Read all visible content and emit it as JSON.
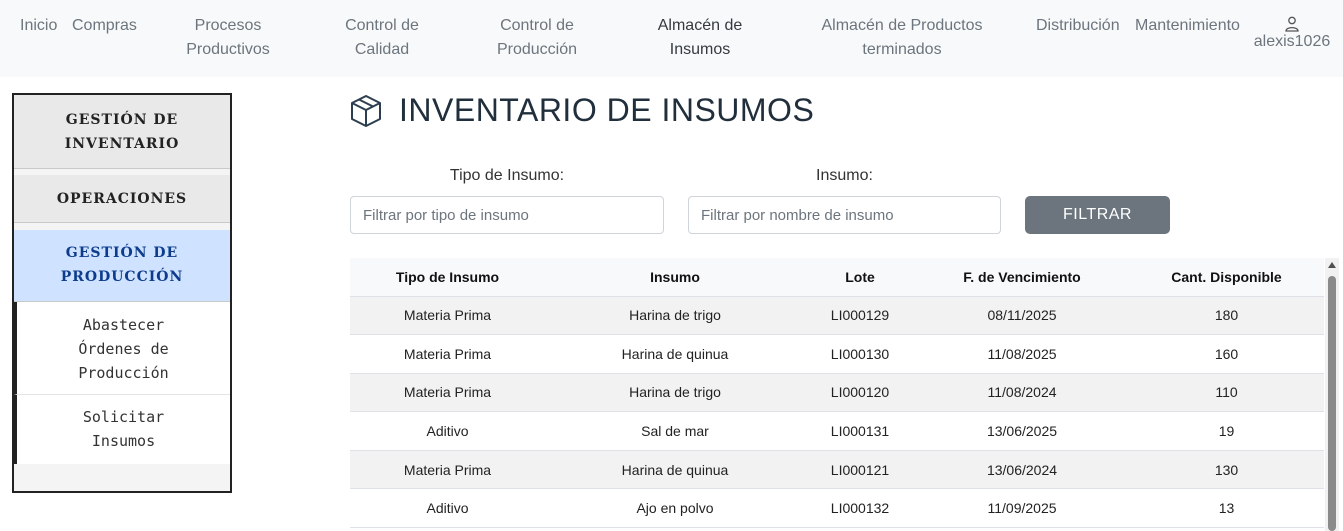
{
  "nav": {
    "items": [
      {
        "label_line1": "Inicio",
        "label_line2": ""
      },
      {
        "label_line1": "Compras",
        "label_line2": ""
      },
      {
        "label_line1": "Procesos",
        "label_line2": "Productivos"
      },
      {
        "label_line1": "Control de",
        "label_line2": "Calidad"
      },
      {
        "label_line1": "Control de",
        "label_line2": "Producción"
      },
      {
        "label_line1": "Almacén de",
        "label_line2": "Insumos"
      },
      {
        "label_line1": "Almacén de Productos",
        "label_line2": "terminados"
      },
      {
        "label_line1": "Distribución",
        "label_line2": ""
      },
      {
        "label_line1": "Mantenimiento",
        "label_line2": ""
      }
    ],
    "user": {
      "name": "alexis1026",
      "icon": "user-icon"
    }
  },
  "sidebar": {
    "sections": [
      {
        "line1": "GESTIÓN DE",
        "line2": "INVENTARIO"
      },
      {
        "line1": "OPERACIONES",
        "line2": ""
      },
      {
        "line1": "GESTIÓN DE",
        "line2": "PRODUCCIÓN"
      }
    ],
    "subitems": [
      {
        "line1": "Abastecer",
        "line2": "Órdenes de",
        "line3": "Producción"
      },
      {
        "line1": "Solicitar",
        "line2": "Insumos",
        "line3": ""
      }
    ]
  },
  "page": {
    "title": "INVENTARIO DE INSUMOS",
    "title_icon": "box-icon"
  },
  "filters": {
    "type_label": "Tipo de Insumo:",
    "type_placeholder": "Filtrar por tipo de insumo",
    "name_label": "Insumo:",
    "name_placeholder": "Filtrar por nombre de insumo",
    "button": "FILTRAR"
  },
  "table": {
    "headers": [
      "Tipo de Insumo",
      "Insumo",
      "Lote",
      "F. de Vencimiento",
      "Cant. Disponible"
    ],
    "rows": [
      [
        "Materia Prima",
        "Harina de trigo",
        "LI000129",
        "08/11/2025",
        "180"
      ],
      [
        "Materia Prima",
        "Harina de quinua",
        "LI000130",
        "11/08/2025",
        "160"
      ],
      [
        "Materia Prima",
        "Harina de trigo",
        "LI000120",
        "11/08/2024",
        "110"
      ],
      [
        "Aditivo",
        "Sal de mar",
        "LI000131",
        "13/06/2025",
        "19"
      ],
      [
        "Materia Prima",
        "Harina de quinua",
        "LI000121",
        "13/06/2024",
        "130"
      ],
      [
        "Aditivo",
        "Ajo en polvo",
        "LI000132",
        "11/09/2025",
        "13"
      ]
    ]
  }
}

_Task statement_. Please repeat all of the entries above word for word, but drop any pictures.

_Exercise result_.
Read all visible content and emit it as JSON.
{
  "nav": {
    "items": [
      {
        "label_line1": "Inicio",
        "label_line2": ""
      },
      {
        "label_line1": "Compras",
        "label_line2": ""
      },
      {
        "label_line1": "Procesos",
        "label_line2": "Productivos"
      },
      {
        "label_line1": "Control de",
        "label_line2": "Calidad"
      },
      {
        "label_line1": "Control de",
        "label_line2": "Producción"
      },
      {
        "label_line1": "Almacén de",
        "label_line2": "Insumos"
      },
      {
        "label_line1": "Almacén de Productos",
        "label_line2": "terminados"
      },
      {
        "label_line1": "Distribución",
        "label_line2": ""
      },
      {
        "label_line1": "Mantenimiento",
        "label_line2": ""
      }
    ],
    "user": {
      "name": "alexis1026",
      "icon": "user-icon"
    }
  },
  "sidebar": {
    "sections": [
      {
        "line1": "GESTIÓN DE",
        "line2": "INVENTARIO"
      },
      {
        "line1": "OPERACIONES",
        "line2": ""
      },
      {
        "line1": "GESTIÓN DE",
        "line2": "PRODUCCIÓN"
      }
    ],
    "subitems": [
      {
        "line1": "Abastecer",
        "line2": "Órdenes de",
        "line3": "Producción"
      },
      {
        "line1": "Solicitar",
        "line2": "Insumos",
        "line3": ""
      }
    ]
  },
  "page": {
    "title": "INVENTARIO DE INSUMOS",
    "title_icon": "box-icon"
  },
  "filters": {
    "type_label": "Tipo de Insumo:",
    "type_placeholder": "Filtrar por tipo de insumo",
    "name_label": "Insumo:",
    "name_placeholder": "Filtrar por nombre de insumo",
    "button": "FILTRAR"
  },
  "table": {
    "headers": [
      "Tipo de Insumo",
      "Insumo",
      "Lote",
      "F. de Vencimiento",
      "Cant. Disponible"
    ],
    "rows": [
      [
        "Materia Prima",
        "Harina de trigo",
        "LI000129",
        "08/11/2025",
        "180"
      ],
      [
        "Materia Prima",
        "Harina de quinua",
        "LI000130",
        "11/08/2025",
        "160"
      ],
      [
        "Materia Prima",
        "Harina de trigo",
        "LI000120",
        "11/08/2024",
        "110"
      ],
      [
        "Aditivo",
        "Sal de mar",
        "LI000131",
        "13/06/2025",
        "19"
      ],
      [
        "Materia Prima",
        "Harina de quinua",
        "LI000121",
        "13/06/2024",
        "130"
      ],
      [
        "Aditivo",
        "Ajo en polvo",
        "LI000132",
        "11/09/2025",
        "13"
      ]
    ]
  }
}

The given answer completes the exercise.